Snakes and Ladders is an ancient Indian board game regarded today as a worldwide classic. It is played between two or more players on a gameboard having numbered, gridded squares. A number of "ladders" and "snakes" are pictured on the board, each connecting two specific board squares. The object of the game is to navigate one's game piece, according to die rolls, from the start (bottom square) to the finish (top square), helped or hindered by ladders and snakes respectively.The game is a simple race contest based on sheer luck, and is popular with young children. The historic version had root in morality lessons, where a player's progression up the board represented a life journey complicated by virtues (ladders) and vices (snakes).
Each player starts with a token on the starting square (usually the "1" grid square in the bottom left corner, or simply, off the board next to the "1" grid square) and takes turns to roll a single die to move the token by the number of squares indicated by the die roll. Tokens follow a fixed route marked on the gameboard which usually follows a boustrophedon (ox-plow) track from the bottom to the top of the playing area, passing once through every square. If, on completion of a move, a player's token lands on the lower-numbered end of a "ladder", the player must move the token up to the ladder's higher-numbered square. If the player lands on the higher-numbered square of a "snake" (or chute), the token must move down to the snake's lower-numbered square.
If a player rolls a 6, the player may, after moving, immediately take another turn; otherwise play passes to the next player in turn. The player who is first to bring their token to the last square of the track is the winner.

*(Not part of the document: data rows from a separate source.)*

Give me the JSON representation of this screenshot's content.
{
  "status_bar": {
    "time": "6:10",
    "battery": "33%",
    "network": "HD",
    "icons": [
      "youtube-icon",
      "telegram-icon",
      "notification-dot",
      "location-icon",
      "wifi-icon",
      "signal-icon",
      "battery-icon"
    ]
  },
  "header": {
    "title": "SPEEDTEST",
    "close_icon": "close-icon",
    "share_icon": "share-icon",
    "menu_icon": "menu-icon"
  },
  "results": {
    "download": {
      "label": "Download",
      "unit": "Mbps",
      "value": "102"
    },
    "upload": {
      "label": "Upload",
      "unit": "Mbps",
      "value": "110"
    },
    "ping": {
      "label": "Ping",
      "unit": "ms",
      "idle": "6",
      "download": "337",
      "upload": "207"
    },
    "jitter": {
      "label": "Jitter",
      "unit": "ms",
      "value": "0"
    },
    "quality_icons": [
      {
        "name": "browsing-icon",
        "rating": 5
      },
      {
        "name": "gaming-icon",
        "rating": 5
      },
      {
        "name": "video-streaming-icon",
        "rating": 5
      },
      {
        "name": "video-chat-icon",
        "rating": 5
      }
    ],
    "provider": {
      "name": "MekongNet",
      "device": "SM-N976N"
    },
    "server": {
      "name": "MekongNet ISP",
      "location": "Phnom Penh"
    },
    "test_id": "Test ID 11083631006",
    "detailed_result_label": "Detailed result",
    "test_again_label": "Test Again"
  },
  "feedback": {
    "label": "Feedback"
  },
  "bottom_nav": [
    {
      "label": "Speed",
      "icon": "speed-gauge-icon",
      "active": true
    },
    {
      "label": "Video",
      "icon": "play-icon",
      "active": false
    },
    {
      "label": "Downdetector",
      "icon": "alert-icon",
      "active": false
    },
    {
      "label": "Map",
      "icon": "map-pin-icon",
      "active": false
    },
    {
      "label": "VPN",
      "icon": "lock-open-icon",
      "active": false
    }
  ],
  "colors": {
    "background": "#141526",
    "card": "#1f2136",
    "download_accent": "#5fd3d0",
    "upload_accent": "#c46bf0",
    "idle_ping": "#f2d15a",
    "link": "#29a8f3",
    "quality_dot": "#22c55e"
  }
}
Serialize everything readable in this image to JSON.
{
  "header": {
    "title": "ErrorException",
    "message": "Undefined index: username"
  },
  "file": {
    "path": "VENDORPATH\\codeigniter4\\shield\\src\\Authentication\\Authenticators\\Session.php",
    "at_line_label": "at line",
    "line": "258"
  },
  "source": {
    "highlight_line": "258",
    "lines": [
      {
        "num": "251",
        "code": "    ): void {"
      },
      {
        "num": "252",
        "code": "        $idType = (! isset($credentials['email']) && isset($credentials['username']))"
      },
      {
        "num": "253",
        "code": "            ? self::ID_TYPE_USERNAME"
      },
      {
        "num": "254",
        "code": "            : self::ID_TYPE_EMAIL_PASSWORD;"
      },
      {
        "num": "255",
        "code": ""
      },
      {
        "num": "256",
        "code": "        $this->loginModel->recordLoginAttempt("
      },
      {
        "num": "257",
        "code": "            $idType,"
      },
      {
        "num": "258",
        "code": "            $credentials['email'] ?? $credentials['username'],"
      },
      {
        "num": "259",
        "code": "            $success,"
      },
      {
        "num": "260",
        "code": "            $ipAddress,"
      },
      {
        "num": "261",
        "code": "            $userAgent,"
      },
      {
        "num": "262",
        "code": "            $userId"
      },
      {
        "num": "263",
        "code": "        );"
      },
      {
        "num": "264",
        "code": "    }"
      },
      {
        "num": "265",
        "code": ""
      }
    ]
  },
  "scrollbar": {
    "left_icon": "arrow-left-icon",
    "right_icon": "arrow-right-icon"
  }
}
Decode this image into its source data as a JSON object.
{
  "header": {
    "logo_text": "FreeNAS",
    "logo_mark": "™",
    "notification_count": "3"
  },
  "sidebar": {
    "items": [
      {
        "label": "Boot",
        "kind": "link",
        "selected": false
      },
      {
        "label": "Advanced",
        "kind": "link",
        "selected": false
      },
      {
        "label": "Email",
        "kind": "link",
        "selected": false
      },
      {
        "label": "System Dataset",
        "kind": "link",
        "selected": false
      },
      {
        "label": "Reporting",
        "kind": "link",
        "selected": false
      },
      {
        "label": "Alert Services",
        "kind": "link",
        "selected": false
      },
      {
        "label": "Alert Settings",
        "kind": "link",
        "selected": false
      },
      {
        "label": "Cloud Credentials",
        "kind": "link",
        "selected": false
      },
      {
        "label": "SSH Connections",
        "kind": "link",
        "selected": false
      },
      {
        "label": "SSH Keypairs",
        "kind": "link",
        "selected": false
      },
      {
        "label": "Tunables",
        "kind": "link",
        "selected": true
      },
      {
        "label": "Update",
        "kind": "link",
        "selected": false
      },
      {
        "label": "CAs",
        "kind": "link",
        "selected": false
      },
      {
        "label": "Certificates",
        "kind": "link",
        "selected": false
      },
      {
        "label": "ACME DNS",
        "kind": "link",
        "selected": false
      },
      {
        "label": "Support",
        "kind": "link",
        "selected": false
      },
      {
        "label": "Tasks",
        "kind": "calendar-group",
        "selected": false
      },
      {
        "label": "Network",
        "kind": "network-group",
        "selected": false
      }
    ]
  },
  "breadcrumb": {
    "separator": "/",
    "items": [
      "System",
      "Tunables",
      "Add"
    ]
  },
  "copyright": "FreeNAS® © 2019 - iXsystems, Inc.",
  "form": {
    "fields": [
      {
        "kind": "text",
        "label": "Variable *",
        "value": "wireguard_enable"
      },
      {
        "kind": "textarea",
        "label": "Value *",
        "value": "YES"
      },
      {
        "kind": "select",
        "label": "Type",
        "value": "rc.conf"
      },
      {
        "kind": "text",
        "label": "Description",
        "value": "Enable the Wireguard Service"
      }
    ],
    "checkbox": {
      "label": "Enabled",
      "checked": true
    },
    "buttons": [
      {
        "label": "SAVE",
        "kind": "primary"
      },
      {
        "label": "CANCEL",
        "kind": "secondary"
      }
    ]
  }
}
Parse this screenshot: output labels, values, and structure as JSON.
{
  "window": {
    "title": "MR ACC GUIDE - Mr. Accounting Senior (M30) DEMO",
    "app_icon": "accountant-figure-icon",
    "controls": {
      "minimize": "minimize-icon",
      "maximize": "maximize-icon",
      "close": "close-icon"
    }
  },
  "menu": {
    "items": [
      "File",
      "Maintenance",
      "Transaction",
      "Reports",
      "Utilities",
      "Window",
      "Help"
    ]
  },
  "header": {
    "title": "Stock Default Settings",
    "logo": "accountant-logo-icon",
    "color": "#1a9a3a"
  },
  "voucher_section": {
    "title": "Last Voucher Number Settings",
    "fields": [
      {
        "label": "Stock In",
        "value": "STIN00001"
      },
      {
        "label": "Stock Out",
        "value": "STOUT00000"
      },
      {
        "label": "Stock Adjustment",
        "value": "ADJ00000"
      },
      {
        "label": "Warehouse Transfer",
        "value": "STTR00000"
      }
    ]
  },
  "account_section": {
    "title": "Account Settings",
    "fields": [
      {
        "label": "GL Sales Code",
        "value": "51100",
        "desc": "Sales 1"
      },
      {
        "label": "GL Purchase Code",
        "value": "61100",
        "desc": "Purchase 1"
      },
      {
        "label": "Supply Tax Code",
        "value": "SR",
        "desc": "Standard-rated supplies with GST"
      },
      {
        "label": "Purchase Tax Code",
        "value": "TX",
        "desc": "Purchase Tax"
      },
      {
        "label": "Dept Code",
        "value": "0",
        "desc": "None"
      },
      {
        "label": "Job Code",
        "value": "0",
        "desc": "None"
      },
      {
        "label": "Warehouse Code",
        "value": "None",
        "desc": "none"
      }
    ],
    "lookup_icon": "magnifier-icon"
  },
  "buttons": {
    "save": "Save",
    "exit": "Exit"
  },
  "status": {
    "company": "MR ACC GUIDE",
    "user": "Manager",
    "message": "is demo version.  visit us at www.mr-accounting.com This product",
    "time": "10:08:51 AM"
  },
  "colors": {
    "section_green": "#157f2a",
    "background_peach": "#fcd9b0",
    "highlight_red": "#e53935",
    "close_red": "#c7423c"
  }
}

A variation exists where a player must roll the exact number to reach the final square to win. Depending on the particular variation, if the roll of the die is too large the token either remains in place or goes off the final square and back again. For example, if a player requiring a 3 to win rolls a 5, they would move forward three spaces and then back two again. In certain circumstances (such as a person requiring a 1to win rolling a 6), a player can end up further from the final square after this move than before it.